My first blog post! How exciting!
So….. first off. I've never really blogged. (Thanks Maria). I'm sorry this post doesn't have superawesome photos attached to them, because I really don't know how to post them. Believe me. I tried. If someone wants to edit this to make it far more interesting, you have my permission.
I have been charged with offering a board members point of view into the Blue Ridge Summer Theatre Festival and Endstation in general. Let’s start with the latter and end with the former.
My journey with Endstation started about 3 years ago (wow…). Tell-Tale was heading to Fringe, and I got a phone call from a close friend who asked if I might be interested in joining Endstation’s Board of Directors. I came to Rebec Vineyards to visit with Endstation and left a full fledged member of the Board, (there may have been wine involved) about a year later, I found myself President of the Board (there was definitely wine involved)! All because of a single phone call.
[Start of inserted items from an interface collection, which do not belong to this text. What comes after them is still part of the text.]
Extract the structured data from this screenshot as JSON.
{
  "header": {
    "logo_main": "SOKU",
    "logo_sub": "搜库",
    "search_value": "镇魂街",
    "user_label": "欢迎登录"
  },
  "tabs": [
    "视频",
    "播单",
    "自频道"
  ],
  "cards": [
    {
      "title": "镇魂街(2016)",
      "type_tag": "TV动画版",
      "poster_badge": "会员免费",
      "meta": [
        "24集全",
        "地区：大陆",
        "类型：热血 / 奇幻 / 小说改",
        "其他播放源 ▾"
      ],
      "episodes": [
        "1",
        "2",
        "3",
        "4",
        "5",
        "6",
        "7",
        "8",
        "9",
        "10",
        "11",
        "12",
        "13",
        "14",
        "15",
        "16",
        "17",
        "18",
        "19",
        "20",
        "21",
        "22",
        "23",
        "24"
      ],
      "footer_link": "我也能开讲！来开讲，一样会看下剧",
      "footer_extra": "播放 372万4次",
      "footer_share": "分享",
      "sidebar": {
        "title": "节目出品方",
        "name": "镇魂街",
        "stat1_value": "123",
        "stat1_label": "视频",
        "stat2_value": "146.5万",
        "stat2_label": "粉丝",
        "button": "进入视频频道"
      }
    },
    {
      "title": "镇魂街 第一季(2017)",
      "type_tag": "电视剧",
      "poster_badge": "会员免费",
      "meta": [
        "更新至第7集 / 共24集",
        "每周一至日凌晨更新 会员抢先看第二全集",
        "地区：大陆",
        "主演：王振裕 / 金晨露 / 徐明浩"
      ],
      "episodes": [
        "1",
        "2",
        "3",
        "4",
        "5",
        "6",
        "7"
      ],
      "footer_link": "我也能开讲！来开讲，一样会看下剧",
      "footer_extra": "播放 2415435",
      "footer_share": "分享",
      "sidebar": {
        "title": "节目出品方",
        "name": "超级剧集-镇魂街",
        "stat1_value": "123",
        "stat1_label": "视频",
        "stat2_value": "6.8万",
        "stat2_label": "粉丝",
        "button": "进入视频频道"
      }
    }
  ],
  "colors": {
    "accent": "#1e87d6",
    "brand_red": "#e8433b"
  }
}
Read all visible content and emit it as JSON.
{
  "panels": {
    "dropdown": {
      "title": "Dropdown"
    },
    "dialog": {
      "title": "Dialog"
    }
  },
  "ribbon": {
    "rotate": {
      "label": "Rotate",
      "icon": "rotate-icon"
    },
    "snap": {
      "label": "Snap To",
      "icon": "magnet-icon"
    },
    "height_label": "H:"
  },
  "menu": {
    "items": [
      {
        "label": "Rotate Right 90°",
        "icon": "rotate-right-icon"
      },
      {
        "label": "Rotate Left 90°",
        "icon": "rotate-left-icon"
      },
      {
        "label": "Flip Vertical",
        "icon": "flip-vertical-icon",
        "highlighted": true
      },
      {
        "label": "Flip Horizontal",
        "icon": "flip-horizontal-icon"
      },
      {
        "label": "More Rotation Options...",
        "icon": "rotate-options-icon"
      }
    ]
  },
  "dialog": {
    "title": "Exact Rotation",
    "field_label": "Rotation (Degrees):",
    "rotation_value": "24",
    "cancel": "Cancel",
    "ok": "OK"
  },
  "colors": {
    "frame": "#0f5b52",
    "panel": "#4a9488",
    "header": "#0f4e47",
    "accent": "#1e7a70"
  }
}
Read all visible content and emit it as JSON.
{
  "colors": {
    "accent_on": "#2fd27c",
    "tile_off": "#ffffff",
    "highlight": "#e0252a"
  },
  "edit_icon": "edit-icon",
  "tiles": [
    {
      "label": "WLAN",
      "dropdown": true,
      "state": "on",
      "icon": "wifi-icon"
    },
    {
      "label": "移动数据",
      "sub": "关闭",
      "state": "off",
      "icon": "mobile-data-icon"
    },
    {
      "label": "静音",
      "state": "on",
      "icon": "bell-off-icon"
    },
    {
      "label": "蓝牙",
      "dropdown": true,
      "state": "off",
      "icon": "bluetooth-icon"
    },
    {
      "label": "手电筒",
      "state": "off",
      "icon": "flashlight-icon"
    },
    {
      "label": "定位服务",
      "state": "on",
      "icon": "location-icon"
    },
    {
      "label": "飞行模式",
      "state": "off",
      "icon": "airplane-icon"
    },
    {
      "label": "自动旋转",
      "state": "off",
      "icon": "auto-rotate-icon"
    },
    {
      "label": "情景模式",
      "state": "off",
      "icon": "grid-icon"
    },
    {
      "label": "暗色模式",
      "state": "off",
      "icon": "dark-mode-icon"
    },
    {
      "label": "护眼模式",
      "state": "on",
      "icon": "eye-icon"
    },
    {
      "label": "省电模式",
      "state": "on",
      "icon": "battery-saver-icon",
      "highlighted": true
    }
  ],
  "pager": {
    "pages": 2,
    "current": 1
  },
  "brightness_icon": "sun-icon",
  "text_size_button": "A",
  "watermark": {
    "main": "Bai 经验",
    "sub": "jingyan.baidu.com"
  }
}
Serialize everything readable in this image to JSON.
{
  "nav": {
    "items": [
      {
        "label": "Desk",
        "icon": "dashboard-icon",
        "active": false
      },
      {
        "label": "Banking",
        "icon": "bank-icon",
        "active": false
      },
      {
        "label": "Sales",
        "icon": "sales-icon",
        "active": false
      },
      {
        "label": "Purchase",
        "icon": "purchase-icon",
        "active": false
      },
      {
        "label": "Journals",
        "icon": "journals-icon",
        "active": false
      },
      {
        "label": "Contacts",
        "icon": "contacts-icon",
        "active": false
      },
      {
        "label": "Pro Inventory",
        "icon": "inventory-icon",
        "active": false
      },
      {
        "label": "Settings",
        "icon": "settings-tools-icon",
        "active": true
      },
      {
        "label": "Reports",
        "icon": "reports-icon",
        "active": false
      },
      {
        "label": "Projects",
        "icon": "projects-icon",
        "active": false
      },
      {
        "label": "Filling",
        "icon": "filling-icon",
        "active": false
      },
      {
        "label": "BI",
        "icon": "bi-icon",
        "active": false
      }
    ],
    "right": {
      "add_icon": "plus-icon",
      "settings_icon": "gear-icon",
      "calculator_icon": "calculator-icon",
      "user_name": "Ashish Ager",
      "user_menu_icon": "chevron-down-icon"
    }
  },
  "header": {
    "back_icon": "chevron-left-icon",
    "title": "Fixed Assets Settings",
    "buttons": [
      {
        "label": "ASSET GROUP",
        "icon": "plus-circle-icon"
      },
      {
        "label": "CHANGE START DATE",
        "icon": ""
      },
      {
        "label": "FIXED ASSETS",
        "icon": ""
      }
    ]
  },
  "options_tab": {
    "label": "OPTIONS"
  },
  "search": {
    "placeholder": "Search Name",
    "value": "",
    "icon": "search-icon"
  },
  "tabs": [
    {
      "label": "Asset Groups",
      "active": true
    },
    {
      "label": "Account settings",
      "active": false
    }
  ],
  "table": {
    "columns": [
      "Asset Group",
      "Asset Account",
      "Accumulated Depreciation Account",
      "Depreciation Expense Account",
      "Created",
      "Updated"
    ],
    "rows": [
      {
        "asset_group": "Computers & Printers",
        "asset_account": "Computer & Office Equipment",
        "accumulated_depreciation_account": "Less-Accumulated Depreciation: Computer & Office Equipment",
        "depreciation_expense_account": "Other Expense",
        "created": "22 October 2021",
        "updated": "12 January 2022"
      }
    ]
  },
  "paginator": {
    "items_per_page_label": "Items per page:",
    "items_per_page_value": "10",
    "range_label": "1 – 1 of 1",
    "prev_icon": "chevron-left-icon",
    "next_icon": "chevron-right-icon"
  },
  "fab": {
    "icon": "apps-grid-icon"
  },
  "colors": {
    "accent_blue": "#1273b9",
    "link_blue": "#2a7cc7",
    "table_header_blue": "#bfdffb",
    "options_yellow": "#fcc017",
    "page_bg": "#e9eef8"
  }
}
Over the past few years I’ve seen some great members come (our current President and Treasurer: Steve Martin and Lynn Fielding, Amherst County School Superintendent Brian Ratliff, and E.C. Glass Director Jim Ackley) and we’ve seen some great members go (local go-getter Lynn Kable, vintner and class-act Richard Hanson, local personality and one of the best people in the world (and coincidentally, my t-ball coach) Mike Gallagher). We’ve got the stalwart group that has been with us from the beginning (our artistic director and capitan, Geoff Kershner and his father, Sweet Briar Professor Bill Kershner, and my personal favorite human being, Krista Franco, scenic artist extraordinaire!)
I feel like I’ve been involved with theatre my entire life. From trodding the boards with my fellow local thespians, to now being involved in the structure of a theatrical company in an advisory position theatre has always been a part of my life. But as much as I love theatre, I love this area more. I’ve had the opportunity to travel quite a bit over the last decade of my professional life and I have yet to find a place I love as much as Amherst County and Central Virginia. For me (and I’m sure this goes for others on the board), Endstation provides a vital cultural service to this community. That’s what hooked me early on: that burning desire to provide high quality professional theatre in rural Virginia.
Every year, I’m amazed by the talent that descends upon our sleepy little community. And the impact is great. Farmers and small businessman have approached me to ask why we aren’t doing that “Hurricane Camille play” this year. The buzz from friends at church who ask, “Have you seen Alice yet?! It’s amazing!”, or even my own bricklayer father, who may not be the common theatregoer inquiring “What’s this about a Civil War Hamlet? Do they need any help?” To see the uncommon theatregoer being excited about what we do is a pleasure to behold.
Every year we meet new talented actors and actresses. And then there is the joy of seeing actors from previous year’s productions excited to return back to our home, and learning more about them. And then there is the joy of seeing these actors perform karaoke, and then having random people call me at my place of business to make sure they’ll be returning the following week, because they made their night. Endstation, in so many ways, is leaving a lasting impact on our community. And that's a good thing.
For me, Endstation is now a huge part of my summer. Whether it’s sitting in on the occasional rehearsal, discussing fundraising for this year’s productions, designing posters and printing flyers, or in my case right now, preparing food for a donor appreciation reception, Endstation has become an integral part of my life. And in my case, as I’m sure is the case for the rest of the board, it’s not a pleasure to work for Endstation. It’s an honor. It’s an honor to be part of a team of such amazingly talented professionals who not only bring theatre to a place, but bring a place, OUR place, to theatre. It's an honor to know Endstation and it's an honor, in my own small way, to be part of Endstation.
So that's my blog, as uninteresting as it may be. But hopefully you have a better understanding of us "gray hairs" who meet quarterly (and sometimes more often) to discuss the direction of the company and what we need to do to get a job done. Speaking of jobs to be done, I've gotta run, dessert skewers for tonight’s reception aren’t going to make themselves.
See you tonight at Hamlet
Board of Directors, Endstation Theatre